If any animal ought to be able to expect a safely uneventful life, it’s the compact, guinea-pig-adjacent tuco-tuco. These South American rodents live in burrows underground, popping up into the dangerous above-ground just long enough to grab some veggies for dinner and then retreating again into their tunnels. Male tuco-tucos have the occasional reckless phase, during which they travel above-ground in search of tunnels inhabited not by familiar females but by attractively novel females; but aside from that, they stay underground.
Perhaps it’s fitting, then, that the danger also came from underground, pushing through its own tunnels, burrowing upwards like a hungry tuco-tuco. Late on June 2nd, 2011, and continuing through June 3rd, in the area around the Puyehue-Cordón Caulle volcanic complex in Chile, more than one thousand earthquakes shivered the earth. They came more and more frequently, until by midday June 4th they were coming more than twice per minute, a near-constant shuddering.
At 3:15pm a spot on the mountain exploded and sent a 5km-wide ash and gas plume into the sky.
The initial eruption lasted two weeks, covering the region in up to 30 cm of ash, and ash continued to fall intermittently for months afterward. Millions of fish died when the eruption heated their river water to unbearable temperatures; flights were cancelled; plants died and livestock starved.
In Berkeley, CA, Dr. Eileen Lacey wondered about the population of tuco-tucos she had been monitoring since 1992. Were they alive under all that ash? They would have easily survived the initial ashfall, assuming they could breathe, but was the ash smothering the plant food they relied on and starving them? In December, she went south with fellow tuco researcher Mauro Tammone to find out whether the tuco-tucos still existed.
They found ash.
And the tuco-tucos?
They were alive! The past few months had not been easy on them, however: their population density was low, and there were fewer year-old females and fewer new babies than usual.
The tuco-tucos’ main challenge after the eruption was food. They rely on the plants growing near their burrow openings; when these plants run out, they have to make new tunnels to new plants, which takes a lot of energy. If plants can’t regrow faster than a tuco-tuco gets exhausted from tunneling, that little rodent is in trouble. Dr. Lacey tested the growth rate of one of the tuco-tucos’ favorite plants and found that just 5 cm of ash substantially reduced the growth of new shoots, and ash depths of 10 and 15 cm cut the number of growing shoots in half. When Dr. Lacey’s collaborator Risa Takenaka compared the stable isotopes in samples of tuco-tuco fur from before and after the eruption, she confirmed that the types of plants making up the tuco-tucos’ diet had been changed by the eruption.

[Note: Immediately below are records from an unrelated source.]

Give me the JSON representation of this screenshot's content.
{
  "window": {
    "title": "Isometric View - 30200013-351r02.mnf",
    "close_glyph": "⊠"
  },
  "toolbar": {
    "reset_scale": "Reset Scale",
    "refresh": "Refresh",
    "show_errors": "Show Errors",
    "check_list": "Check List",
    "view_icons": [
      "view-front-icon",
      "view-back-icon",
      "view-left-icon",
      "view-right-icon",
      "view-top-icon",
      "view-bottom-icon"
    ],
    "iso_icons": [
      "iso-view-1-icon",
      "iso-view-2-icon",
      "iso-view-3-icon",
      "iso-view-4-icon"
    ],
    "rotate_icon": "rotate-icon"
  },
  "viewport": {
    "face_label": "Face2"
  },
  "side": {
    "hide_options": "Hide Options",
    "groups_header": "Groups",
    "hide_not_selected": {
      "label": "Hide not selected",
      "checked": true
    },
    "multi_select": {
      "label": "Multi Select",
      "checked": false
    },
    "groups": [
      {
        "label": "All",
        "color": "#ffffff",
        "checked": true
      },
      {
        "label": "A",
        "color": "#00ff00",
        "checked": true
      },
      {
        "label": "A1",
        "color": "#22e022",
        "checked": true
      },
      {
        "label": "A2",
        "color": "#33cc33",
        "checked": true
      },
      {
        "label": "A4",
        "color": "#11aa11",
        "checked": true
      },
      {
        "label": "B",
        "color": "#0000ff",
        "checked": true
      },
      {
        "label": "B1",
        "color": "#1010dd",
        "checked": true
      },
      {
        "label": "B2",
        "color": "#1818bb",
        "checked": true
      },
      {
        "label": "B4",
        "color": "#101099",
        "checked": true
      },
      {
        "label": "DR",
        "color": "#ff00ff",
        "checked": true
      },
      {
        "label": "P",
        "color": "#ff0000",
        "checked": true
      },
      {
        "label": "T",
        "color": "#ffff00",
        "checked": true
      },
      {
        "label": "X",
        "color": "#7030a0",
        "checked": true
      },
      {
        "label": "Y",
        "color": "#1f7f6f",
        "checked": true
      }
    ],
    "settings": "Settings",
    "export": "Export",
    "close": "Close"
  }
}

The tuco-tucos could not get through a major volcanic eruption unscathed—but they were not gone, either. Over time the ash cover would disappear, the plants would rebound, and the surviving tuco-tucos would expand their population again. Historical evidence suggests that the tuco-tucos have survived a major volcanic eruption at least once before: that time, too, their population size was reduced, but they made it through.
Long-term studies of wild animals are rare: it’s hard to get funding for them, and hard to get folks excited about results like “Year 12 looks pretty much like we expected!” Yet there are many things that you can only find out by studying animals for a long time. Major volcanic eruptions are not exactly top of that list, if only because no one expects them to happen—but without Dr. Lacey’s decades of research on the tuco-tucos, we would not have had a good sense of what “normal” years look like for them, and so could not have tested whether the eruption had an effect. Most years are normal years for most animals, but to survive to see those years, they have to make it through the rare abnormal years. Being able to scientifically document those abnormal years is a rare and precious thing.
Lacey EA, Takenaka R, LaBarbera K*, Tammone MN (2019) Ecological and demographic impacts of a recent volcanic eruption on two endemic patagonian rodents. PLoS ONE 14(3): e0213311. https://doi.org/10.1371/journal.pone.0213311
*Oh look, it’s me! I analysed the data and helped (with all the other authors) write the paper.